» Record excerpts:
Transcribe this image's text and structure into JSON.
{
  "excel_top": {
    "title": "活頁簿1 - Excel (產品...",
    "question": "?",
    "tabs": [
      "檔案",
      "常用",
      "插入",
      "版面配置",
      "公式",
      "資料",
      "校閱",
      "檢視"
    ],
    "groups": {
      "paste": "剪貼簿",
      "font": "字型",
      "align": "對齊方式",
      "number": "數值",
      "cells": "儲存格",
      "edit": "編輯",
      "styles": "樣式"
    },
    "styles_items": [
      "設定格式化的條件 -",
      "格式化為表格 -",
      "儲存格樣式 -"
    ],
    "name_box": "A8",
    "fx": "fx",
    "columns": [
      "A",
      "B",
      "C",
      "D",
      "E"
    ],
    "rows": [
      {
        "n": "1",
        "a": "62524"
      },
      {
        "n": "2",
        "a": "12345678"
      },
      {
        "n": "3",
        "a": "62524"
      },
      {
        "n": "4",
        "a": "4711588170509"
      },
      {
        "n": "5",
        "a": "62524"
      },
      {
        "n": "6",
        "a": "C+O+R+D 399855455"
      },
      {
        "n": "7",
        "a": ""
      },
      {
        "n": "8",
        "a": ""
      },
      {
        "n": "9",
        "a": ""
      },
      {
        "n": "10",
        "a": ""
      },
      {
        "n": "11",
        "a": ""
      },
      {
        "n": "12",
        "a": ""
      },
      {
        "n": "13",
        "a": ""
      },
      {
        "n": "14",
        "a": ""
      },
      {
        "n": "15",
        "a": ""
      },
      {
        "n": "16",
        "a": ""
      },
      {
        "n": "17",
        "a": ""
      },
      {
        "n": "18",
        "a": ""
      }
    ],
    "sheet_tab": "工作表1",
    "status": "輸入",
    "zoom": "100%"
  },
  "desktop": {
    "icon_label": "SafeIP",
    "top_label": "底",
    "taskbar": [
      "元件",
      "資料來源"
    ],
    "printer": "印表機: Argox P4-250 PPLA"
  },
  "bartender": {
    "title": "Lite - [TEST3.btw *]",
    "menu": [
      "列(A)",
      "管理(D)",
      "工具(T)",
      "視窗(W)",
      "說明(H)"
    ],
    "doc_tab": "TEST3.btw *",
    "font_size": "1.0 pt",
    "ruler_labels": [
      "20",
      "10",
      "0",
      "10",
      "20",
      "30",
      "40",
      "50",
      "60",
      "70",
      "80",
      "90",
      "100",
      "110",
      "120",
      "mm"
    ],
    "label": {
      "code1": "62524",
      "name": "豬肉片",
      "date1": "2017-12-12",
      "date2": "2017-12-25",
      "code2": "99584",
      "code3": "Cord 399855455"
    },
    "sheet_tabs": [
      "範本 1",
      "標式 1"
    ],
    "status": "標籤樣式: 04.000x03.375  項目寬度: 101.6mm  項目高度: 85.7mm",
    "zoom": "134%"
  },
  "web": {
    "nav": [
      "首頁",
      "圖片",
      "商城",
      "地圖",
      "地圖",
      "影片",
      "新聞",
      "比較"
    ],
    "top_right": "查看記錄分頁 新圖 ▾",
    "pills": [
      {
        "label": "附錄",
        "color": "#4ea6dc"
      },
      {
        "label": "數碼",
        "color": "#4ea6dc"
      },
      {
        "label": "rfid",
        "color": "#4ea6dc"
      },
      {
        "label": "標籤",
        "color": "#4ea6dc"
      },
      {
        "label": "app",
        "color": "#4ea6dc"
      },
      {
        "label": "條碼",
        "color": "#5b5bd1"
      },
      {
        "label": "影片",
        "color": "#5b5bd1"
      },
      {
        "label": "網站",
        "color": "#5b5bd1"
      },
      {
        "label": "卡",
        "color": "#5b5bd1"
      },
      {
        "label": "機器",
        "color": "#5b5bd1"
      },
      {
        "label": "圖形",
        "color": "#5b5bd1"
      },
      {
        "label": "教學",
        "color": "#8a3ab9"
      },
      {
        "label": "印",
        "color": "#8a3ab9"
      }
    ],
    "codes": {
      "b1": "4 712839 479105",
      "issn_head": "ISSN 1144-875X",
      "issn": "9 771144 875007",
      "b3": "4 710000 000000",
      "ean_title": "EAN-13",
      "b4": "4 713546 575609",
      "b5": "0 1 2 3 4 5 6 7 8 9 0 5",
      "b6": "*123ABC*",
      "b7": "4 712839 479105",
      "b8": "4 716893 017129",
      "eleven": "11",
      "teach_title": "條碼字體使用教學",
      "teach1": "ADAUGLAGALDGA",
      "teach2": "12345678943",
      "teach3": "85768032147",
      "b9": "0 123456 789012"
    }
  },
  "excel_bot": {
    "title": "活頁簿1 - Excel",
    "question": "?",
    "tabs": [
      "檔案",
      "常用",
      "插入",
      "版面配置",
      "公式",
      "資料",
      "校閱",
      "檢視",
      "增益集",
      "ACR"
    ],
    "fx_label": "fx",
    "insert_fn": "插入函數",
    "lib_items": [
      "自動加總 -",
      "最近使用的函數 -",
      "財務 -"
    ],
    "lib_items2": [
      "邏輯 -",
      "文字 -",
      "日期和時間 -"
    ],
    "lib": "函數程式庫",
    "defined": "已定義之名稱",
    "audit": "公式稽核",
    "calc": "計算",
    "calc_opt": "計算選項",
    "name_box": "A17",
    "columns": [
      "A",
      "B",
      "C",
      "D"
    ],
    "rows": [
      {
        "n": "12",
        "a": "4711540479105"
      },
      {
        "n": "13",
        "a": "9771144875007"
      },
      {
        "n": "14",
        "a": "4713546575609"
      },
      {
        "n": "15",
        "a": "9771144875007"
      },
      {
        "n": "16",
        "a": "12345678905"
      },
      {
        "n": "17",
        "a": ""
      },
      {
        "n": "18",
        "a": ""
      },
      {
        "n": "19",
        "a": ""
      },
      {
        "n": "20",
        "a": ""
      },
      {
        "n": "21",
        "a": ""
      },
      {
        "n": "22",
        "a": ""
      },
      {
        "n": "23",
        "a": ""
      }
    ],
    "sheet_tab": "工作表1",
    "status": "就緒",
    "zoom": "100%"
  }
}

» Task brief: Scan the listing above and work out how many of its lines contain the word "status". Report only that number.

» Output of the exercise: 3